Known for its durability, metal has been widely used as a base material for signs. Cast iron road signs and markers with embossed lettering were standard in the 19th century and into the 20th century, particularly in Great Britain and the United States. Today, steel and aluminum are the most common metals used in metal sign fabrication. Each of these two materials have advantages and disadvantages.


STEEL


Perhaps the most versatile base for signs, steel is sturdy and economical. Metal wall signs made of steel have to be mounted with care. Unlike lightweight aluminum, the steel requires adequate reinforcement, particularly with large format signs. Protection from rust is a consideration for steel signs, but special treatments, such as galvanizing and coatings, solve this issue.


ALUMINUM


One-third the weight of steel, aluminum has rust resistant properties. Colors can be dyed directly onto the surface and some dips can give the metal a highly reflective quality. However, aluminum can have some limitations when it comes to specific surface treatments. But, overall, it is a popular and flexible material for signs and sign systems.


HOW ARE METAL SIGNS MADE?


The fabrication technique depends on the type of metal and the desired look and feel of the messages and images. In general, most metal sign fabrication begins with the application of a surface treatment, often a background color. Once the surface has been coated, the sign’s information can be applied. A number of techniques can be used for messaging, including stenciling, die-cutting, and adhesive films and decals. The staying power of the lettering and graphics will vary, depending on the treatment.


Coatings & Finishes


Because metal needs protection, a basic finish is standard in the sign fabrication industry. Finishes can also make a metal sign eye-catching, a desired feature for environmental signage.

The most frequently used coatings on metal signs include three enamel finishes: baked enamel, air dry enamel, and porcelain enamel. Although all these coverings contain the word enamel, each of these finishes have their own application requirements and visual characteristics (see the below overview).



Overview of Enamel Finishes

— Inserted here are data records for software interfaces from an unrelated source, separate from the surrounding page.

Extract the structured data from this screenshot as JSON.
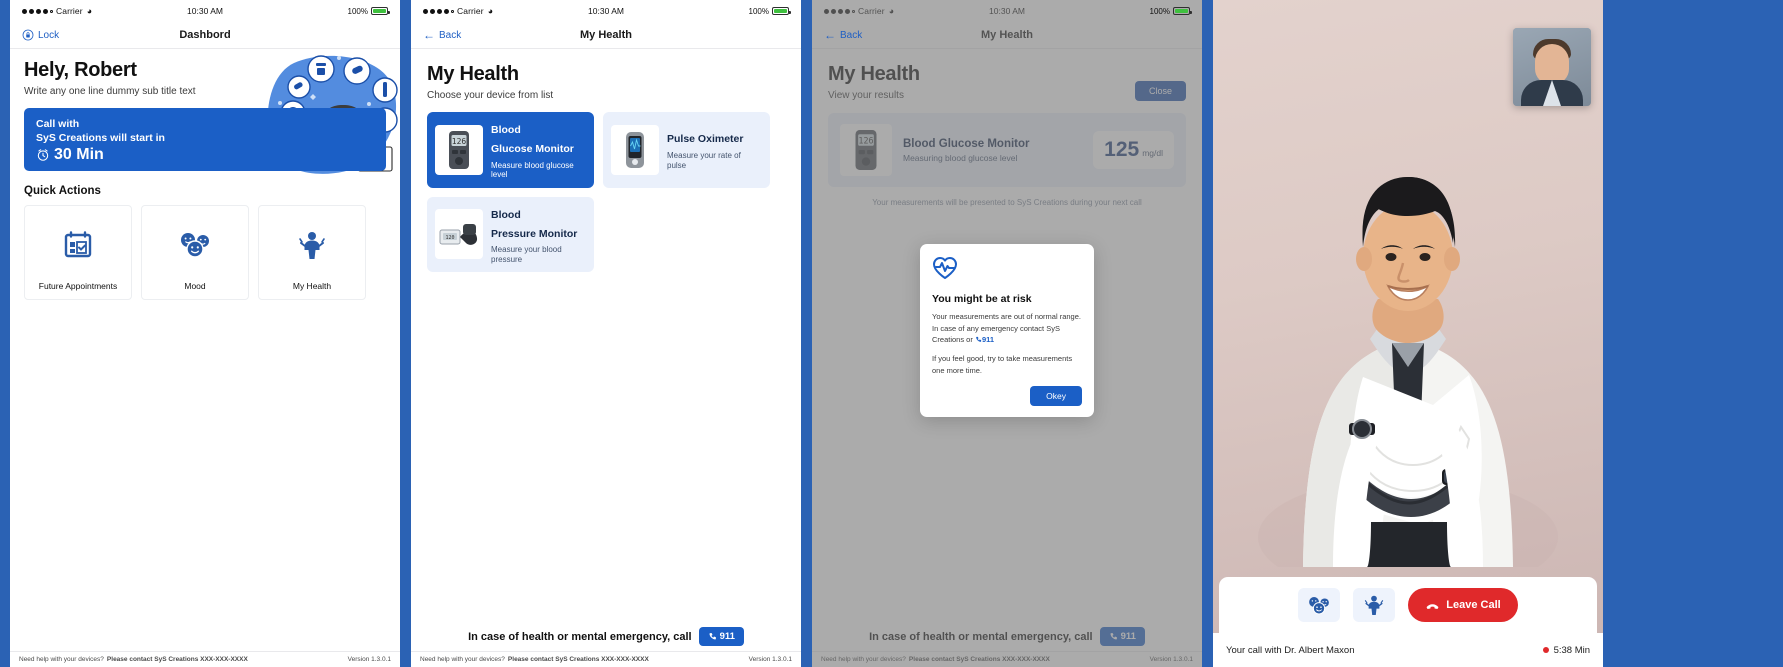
{
  "colors": {
    "brand_blue": "#1b5fc6",
    "dark_blue": "#1b4fa8",
    "board_bg": "#2b62b4",
    "light_blue_card": "#eaf0fb",
    "danger_red": "#e0292b",
    "battery_green": "#3ec03e"
  },
  "status_bar": {
    "carrier": "Carrier",
    "time": "10:30 AM",
    "battery_text": "100%",
    "wifi_icon": "wifi-icon",
    "signal_icon": "signal-dots-icon",
    "battery_icon": "battery-icon"
  },
  "footer_bar": {
    "help_prefix": "Need help with your devices?",
    "help_bold": "Please contact SyS Creations XXX-XXX-XXXX",
    "version": "Version 1.3.0.1"
  },
  "emergency": {
    "text": "In case of health or mental emergency, call",
    "button_label": "911",
    "phone_icon": "phone-icon"
  },
  "screen1": {
    "nav": {
      "left_label": "Lock",
      "left_icon": "lock-icon",
      "title": "Dashbord"
    },
    "greeting": "Hely, Robert",
    "subtitle": "Write any one line dummy sub title text",
    "call_card": {
      "line1": "Call with",
      "line2": "SyS Creations will start in",
      "time_remaining": "30 Min",
      "clock_icon": "alarm-clock-icon"
    },
    "quick_actions_title": "Quick Actions",
    "quick_actions": [
      {
        "label": "Future Appointments",
        "icon": "calendar-check-icon"
      },
      {
        "label": "Mood",
        "icon": "mood-faces-icon"
      },
      {
        "label": "My Health",
        "icon": "health-person-icon"
      }
    ],
    "illustration_icon": "doctor-illustration"
  },
  "screen2": {
    "nav": {
      "left_label": "Back",
      "left_icon": "back-arrow-icon",
      "title": "My Health"
    },
    "heading": "My Health",
    "subheading": "Choose your device from list",
    "devices": [
      {
        "name_line1": "Blood",
        "name_line2": "Glucose Monitor",
        "description": "Measure blood glucose level",
        "icon": "glucose-meter-icon",
        "selected": true
      },
      {
        "name_line1": "Pulse Oximeter",
        "name_line2": "",
        "description": "Measure your rate of pulse",
        "icon": "pulse-oximeter-icon",
        "selected": false
      },
      {
        "name_line1": "Blood",
        "name_line2": "Pressure Monitor",
        "description": "Measure your blood pressure",
        "icon": "bp-monitor-icon",
        "selected": false
      }
    ]
  },
  "screen3": {
    "nav": {
      "left_label": "Back",
      "left_icon": "back-arrow-icon",
      "title": "My Health"
    },
    "heading": "My Health",
    "subheading": "View your results",
    "close_label": "Close",
    "result": {
      "device_name": "Blood Glucose Monitor",
      "device_status": "Measuring blood glucose level",
      "value": "125",
      "unit": "mg/dl",
      "icon": "glucose-meter-icon"
    },
    "note": "Your measurements will be presented to SyS Creations during your next call",
    "modal": {
      "icon": "heart-pulse-icon",
      "title": "You might be at risk",
      "paragraph1_a": "Your measurements are out of normal range. In case of any emergency contact SyS Creations or",
      "paragraph1_phone": "911",
      "phone_icon": "phone-icon",
      "paragraph2": "If you feel good, try to take measurements one more time.",
      "ok_label": "Okey"
    }
  },
  "screen4": {
    "pip_label": "self-view-thumbnail",
    "main_video_label": "remote-doctor-video",
    "controls": [
      {
        "name": "mood-button",
        "icon": "mood-faces-icon"
      },
      {
        "name": "my-health-button",
        "icon": "health-person-icon"
      }
    ],
    "leave_call_label": "Leave Call",
    "leave_call_icon": "phone-hangup-icon",
    "call_status": "Your call with Dr. Albert Maxon",
    "call_duration": "5:38 Min",
    "recording_icon": "record-dot-icon"
  }
}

Air Dry Enamel Baked Enamel Porcelain Enamel
How it's applied Sprayed on (procedure similar as baked enamel) A melamine-base coating is sprayed on using an air fluid or airless spray method A mix of inorganic material (frit) and water is sprayed on to the surface
Catalysts Air dry (kiln heating can be done, but requires precision to avoid vaporization) Heat (kiln at 250° F) Heat (kiln at 1000° F)
How it sets Surface film on metal Surface film on metal Integrates into the structure of the metal, which becomes porous when heated
What it’s best on Aluminum and steel (often used for metal signs that cannot fit in a standard sized kiln) Aluminum (a rust-inhibiting primer is needed for steel) Steel (aluminum may lose its shape at the high temperatures required to bake the porcelain enamel)
Hardness Less than baked enamel Very good Very good
Color matching Can use most paint matching systems Can use most paint matching systems Can use most paint matching systems, with some limitations
Tendency to fade Variable. Lighter colors last longer than darker colors Variable. Color and gloss are factors, with semigloss considered best finish. (High gloss and matte are less resistant to fade, therefore not recommended) Minimal to none. Some fade possible with reds, oranges and yellow when used outdoors, but known for its overall uniform longevity
How long it lasts 5-12 years 5-15 years 20-30+ years



The Verdict

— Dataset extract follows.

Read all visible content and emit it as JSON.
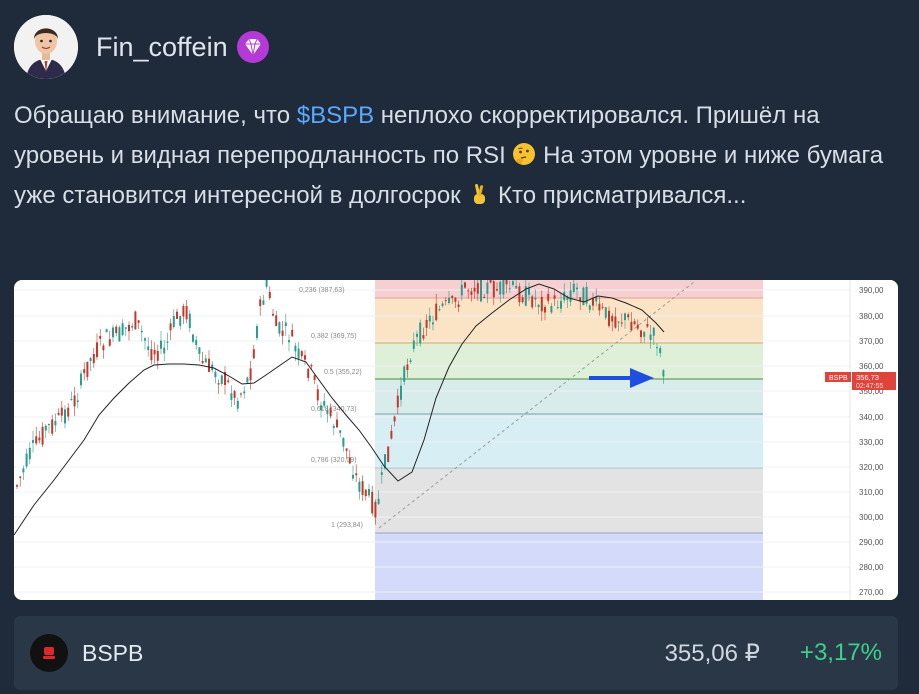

If you are interested in custom metal signs, it is best to consult an experienced sign fabricator to discuss your needs. Because there are a range of techniques, expert advice can help you determine the process that can best achieve the aesthetic and functional results you require. At Ramsign, we specialize in porcelain enamel coated metal wall signs. We use a steel base and manufacture every sign by hand. Contact us if you have a special design request or would like to learn more about our products.

If you would like to get some more information check our Scandinavian Design, Real Estate Signs, Vintage Signs, Yard Signs, and Door Signs inspiration posts.